EXERCISE DIRECTIONS:
Among the lines below, return each one that contains the word "JSON".

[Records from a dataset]
▼

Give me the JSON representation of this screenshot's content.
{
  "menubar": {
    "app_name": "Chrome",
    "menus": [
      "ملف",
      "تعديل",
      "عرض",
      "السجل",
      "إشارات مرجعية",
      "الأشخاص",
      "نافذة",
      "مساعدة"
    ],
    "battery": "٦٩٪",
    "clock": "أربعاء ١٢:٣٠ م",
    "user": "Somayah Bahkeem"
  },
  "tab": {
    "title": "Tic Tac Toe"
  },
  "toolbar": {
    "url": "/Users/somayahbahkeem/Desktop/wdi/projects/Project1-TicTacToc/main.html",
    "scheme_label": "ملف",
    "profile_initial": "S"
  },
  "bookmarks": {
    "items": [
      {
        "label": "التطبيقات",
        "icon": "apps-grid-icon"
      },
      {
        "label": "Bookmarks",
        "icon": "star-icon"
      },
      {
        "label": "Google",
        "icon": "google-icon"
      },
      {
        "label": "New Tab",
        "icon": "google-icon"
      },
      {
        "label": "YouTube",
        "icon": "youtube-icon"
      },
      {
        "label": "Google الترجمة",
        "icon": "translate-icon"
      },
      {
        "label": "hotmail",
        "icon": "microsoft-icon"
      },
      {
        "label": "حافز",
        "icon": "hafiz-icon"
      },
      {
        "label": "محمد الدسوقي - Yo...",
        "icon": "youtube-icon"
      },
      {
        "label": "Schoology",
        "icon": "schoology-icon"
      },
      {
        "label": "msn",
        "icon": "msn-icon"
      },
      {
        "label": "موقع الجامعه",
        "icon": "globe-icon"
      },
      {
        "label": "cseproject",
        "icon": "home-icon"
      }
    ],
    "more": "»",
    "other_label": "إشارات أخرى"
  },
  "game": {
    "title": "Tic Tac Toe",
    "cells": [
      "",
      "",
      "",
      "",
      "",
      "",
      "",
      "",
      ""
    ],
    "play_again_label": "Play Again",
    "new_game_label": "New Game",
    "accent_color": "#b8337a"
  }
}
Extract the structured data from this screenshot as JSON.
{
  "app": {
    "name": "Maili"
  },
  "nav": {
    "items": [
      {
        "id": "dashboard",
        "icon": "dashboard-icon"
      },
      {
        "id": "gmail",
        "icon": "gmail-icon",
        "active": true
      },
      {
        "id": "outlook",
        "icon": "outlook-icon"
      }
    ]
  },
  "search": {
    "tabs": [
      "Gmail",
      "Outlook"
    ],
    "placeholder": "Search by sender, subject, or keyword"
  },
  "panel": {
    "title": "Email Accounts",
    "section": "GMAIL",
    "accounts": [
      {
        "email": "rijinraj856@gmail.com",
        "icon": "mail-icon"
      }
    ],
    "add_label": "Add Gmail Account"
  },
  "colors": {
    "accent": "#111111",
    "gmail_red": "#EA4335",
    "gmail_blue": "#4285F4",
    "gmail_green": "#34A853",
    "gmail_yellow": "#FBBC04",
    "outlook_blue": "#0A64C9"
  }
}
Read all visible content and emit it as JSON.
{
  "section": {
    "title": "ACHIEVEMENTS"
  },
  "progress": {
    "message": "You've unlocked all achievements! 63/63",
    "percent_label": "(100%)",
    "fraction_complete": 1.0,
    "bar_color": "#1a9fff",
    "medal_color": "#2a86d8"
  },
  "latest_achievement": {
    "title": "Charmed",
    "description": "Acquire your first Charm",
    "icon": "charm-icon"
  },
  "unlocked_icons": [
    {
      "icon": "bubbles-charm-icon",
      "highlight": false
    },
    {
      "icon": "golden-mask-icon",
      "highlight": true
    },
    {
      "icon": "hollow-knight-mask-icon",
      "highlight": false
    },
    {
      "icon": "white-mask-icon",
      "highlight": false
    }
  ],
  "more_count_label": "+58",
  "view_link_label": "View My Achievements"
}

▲

ANSWER TO THE PROBLEM:
Give me the JSON representation of this screenshot's content.
Extract the structured data from this screenshot as JSON.
Read all visible content and emit it as JSON.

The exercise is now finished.